# Excerpted data
####
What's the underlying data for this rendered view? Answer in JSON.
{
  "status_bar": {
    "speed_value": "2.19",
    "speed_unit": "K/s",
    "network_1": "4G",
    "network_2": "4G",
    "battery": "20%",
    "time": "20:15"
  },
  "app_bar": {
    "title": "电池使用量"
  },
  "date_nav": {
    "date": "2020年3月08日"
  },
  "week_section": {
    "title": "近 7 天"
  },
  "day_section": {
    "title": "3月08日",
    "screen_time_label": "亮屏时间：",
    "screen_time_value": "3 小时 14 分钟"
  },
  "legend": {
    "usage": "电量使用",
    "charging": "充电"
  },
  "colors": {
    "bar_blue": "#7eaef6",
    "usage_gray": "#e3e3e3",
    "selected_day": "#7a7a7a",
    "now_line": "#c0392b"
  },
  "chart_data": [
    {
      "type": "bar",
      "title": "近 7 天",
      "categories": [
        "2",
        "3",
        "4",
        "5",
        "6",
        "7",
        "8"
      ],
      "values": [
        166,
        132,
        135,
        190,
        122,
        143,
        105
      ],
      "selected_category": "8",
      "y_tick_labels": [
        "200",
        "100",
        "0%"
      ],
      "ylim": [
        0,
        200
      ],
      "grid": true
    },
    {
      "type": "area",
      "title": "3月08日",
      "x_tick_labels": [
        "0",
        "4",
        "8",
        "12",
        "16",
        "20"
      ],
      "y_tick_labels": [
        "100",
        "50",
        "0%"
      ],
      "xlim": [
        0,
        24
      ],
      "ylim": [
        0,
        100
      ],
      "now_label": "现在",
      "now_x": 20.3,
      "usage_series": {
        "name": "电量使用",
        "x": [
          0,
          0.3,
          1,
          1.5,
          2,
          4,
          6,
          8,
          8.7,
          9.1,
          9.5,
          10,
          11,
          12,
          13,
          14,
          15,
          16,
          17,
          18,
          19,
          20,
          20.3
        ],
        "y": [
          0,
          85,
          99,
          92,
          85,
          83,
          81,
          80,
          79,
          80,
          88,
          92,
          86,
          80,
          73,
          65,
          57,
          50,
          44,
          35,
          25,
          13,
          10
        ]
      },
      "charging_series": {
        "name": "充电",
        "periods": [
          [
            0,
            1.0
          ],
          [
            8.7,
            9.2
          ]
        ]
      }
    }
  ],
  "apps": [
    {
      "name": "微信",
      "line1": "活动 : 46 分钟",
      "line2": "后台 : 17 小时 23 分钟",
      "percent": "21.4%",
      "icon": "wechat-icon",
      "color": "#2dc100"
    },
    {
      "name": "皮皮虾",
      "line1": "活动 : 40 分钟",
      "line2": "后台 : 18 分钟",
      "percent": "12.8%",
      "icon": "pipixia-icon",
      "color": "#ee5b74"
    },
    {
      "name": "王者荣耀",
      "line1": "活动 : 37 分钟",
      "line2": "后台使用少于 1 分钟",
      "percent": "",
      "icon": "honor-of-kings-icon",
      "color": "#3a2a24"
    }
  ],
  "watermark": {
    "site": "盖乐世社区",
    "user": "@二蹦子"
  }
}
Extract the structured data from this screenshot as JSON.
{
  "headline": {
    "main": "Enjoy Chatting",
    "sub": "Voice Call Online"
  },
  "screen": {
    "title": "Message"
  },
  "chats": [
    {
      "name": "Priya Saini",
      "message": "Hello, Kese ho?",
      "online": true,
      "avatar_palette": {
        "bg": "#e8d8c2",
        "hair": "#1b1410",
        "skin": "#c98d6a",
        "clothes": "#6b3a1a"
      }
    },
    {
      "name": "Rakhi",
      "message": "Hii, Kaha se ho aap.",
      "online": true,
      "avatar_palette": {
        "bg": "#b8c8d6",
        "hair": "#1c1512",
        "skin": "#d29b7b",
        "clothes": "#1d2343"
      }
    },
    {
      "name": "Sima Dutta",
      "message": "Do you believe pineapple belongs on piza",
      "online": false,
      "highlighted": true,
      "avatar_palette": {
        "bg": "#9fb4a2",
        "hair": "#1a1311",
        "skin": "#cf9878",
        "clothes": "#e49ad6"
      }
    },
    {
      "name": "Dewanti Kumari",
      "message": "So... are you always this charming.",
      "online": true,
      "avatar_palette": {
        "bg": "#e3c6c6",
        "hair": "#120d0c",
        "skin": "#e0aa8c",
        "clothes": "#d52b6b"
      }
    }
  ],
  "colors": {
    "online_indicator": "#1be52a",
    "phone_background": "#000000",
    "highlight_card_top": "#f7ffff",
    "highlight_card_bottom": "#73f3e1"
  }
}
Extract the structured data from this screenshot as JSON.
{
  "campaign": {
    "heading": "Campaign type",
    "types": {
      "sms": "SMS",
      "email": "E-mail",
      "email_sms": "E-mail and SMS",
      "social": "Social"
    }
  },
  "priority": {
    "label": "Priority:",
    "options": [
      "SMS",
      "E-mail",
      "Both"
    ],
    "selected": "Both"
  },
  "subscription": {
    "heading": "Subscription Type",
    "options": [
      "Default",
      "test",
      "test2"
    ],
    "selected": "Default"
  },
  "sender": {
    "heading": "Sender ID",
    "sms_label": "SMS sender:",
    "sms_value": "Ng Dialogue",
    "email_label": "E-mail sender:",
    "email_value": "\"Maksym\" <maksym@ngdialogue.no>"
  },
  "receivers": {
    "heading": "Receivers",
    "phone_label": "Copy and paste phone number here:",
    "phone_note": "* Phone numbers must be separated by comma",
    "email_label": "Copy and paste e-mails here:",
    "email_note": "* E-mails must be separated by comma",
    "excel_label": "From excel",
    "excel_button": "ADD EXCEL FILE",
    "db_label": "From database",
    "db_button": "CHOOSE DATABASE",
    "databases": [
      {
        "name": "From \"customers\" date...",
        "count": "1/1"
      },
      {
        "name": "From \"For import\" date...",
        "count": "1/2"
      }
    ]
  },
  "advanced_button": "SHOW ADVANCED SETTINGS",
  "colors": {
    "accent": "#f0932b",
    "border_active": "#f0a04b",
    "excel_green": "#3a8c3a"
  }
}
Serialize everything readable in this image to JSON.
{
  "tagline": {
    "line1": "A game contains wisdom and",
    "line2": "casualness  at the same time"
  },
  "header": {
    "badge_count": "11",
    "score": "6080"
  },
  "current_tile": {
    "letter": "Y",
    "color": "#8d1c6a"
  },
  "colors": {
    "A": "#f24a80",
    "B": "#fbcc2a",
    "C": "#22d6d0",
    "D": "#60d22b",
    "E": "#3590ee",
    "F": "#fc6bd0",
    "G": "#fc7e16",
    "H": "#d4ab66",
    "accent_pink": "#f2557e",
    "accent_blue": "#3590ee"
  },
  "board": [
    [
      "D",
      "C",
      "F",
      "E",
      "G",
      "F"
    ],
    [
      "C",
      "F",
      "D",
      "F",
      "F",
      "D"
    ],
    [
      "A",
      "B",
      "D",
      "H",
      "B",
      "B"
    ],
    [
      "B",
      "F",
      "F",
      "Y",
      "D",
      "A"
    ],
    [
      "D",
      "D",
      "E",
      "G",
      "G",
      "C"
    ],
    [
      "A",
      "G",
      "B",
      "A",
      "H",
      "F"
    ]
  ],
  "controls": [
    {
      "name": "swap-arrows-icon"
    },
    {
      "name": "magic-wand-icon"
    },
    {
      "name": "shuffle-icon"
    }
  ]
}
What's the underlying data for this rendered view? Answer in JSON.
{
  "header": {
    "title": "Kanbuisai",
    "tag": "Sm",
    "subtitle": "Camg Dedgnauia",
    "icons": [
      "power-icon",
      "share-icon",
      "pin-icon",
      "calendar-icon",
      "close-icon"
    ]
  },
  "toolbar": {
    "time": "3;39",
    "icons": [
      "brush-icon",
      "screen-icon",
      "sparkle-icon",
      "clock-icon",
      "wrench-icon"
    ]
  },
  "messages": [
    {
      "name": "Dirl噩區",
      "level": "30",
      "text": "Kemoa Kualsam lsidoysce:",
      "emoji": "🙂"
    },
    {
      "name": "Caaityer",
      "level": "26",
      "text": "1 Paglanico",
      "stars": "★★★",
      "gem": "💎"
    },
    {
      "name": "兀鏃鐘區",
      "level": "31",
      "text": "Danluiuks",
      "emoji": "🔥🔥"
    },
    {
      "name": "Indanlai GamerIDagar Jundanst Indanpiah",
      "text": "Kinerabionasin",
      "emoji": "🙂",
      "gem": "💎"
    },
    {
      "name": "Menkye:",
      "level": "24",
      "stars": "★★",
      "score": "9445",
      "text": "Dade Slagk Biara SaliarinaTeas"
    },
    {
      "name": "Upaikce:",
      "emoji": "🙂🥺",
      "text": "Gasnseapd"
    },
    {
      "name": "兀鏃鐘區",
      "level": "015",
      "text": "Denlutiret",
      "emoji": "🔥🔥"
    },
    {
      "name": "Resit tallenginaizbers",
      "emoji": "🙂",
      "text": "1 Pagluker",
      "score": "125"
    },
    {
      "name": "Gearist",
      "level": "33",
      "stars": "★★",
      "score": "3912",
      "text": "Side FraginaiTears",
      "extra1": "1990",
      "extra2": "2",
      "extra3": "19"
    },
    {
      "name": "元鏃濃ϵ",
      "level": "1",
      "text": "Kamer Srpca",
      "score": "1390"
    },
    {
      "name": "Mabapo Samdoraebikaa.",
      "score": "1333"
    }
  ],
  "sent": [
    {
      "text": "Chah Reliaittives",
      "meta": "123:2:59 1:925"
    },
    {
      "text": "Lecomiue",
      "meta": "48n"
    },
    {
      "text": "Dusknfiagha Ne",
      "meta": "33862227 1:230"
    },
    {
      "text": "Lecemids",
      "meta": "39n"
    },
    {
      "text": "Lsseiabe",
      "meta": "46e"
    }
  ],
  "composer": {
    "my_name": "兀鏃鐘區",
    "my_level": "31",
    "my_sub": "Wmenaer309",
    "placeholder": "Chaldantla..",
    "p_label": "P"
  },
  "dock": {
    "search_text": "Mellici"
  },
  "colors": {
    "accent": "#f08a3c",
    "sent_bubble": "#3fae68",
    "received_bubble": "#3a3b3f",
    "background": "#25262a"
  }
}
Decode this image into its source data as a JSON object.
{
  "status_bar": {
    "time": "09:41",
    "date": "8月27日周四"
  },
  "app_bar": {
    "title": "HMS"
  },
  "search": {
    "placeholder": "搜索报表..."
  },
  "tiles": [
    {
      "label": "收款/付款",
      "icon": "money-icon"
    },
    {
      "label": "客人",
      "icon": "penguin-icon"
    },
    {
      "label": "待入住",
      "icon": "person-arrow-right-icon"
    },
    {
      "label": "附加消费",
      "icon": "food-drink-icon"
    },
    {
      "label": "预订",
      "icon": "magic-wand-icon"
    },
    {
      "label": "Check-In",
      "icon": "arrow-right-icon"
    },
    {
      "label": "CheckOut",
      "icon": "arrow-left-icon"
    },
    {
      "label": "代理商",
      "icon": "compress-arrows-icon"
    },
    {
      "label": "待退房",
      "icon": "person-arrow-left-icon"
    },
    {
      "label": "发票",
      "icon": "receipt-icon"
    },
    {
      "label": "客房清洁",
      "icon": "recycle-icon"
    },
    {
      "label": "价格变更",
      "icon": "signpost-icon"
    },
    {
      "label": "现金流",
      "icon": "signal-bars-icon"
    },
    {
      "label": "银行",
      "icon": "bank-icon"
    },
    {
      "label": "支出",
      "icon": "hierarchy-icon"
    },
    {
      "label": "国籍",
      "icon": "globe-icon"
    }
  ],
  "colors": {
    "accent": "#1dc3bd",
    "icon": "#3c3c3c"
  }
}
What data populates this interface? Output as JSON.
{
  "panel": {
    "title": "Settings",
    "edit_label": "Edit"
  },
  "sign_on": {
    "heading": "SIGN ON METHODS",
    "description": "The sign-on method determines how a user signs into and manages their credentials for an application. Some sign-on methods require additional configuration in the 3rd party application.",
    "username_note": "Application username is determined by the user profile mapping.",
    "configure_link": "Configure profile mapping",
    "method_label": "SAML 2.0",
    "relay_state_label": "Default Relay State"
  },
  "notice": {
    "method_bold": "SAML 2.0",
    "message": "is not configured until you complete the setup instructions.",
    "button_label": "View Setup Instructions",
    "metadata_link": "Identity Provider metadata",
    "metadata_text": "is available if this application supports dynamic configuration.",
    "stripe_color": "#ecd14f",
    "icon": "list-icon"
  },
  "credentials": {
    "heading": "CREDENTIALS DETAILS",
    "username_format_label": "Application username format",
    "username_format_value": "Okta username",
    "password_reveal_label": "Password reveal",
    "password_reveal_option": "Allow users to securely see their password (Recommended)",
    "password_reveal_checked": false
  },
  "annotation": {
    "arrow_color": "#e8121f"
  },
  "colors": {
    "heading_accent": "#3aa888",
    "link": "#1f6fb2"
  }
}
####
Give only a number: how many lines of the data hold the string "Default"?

# Answer
3